§ Exercise details: Please set down each line of the data again, unchanged.

§ Excerpted data:
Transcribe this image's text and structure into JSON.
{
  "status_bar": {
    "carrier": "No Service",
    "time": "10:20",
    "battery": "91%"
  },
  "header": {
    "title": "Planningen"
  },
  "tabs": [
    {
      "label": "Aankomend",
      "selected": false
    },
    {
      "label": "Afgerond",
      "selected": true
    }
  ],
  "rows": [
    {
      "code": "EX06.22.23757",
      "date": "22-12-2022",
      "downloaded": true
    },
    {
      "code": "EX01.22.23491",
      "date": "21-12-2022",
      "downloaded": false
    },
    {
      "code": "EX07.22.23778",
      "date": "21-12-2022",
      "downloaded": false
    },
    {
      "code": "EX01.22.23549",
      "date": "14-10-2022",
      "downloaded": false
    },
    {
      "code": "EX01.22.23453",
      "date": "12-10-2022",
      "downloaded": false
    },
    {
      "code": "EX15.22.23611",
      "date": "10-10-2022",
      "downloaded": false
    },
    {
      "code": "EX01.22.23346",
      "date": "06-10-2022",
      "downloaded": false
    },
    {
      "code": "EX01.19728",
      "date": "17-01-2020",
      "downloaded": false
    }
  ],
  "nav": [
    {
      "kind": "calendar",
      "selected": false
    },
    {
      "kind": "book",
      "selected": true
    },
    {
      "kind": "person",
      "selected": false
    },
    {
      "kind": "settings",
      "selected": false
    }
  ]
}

§ Written reply:
Transcribe this image's text and structure into JSON.
{
  "status_bar": {
    "carrier": "No Service",
    "time": "10:20",
    "battery": "91%"
  },
  "header": {
    "title": "Planningen"
  },
  "tabs": [
    {
      "label": "Aankomend",
      "selected": false
    },
    {
      "label": "Afgerond",
      "selected": true
    }
  ],
  "rows": [
    {
      "code": "EX06.22.23757",
      "date": "22-12-2022",
      "downloaded": true
    },
    {
      "code": "EX01.22.23491",
      "date": "21-12-2022",
      "downloaded": false
    },
    {
      "code": "EX07.22.23778",
      "date": "21-12-2022",
      "downloaded": false
    },
    {
      "code": "EX01.22.23549",
      "date": "14-10-2022",
      "downloaded": false
    },
    {
      "code": "EX01.22.23453",
      "date": "12-10-2022",
      "downloaded": false
    },
    {
      "code": "EX15.22.23611",
      "date": "10-10-2022",
      "downloaded": false
    },
    {
      "code": "EX01.22.23346",
      "date": "06-10-2022",
      "downloaded": false
    },
    {
      "code": "EX01.19728",
      "date": "17-01-2020",
      "downloaded": false
    }
  ],
  "nav": [
    {
      "kind": "calendar",
      "selected": false
    },
    {
      "kind": "book",
      "selected": true
    },
    {
      "kind": "person",
      "selected": false
    },
    {
      "kind": "settings",
      "selected": false
    }
  ]
}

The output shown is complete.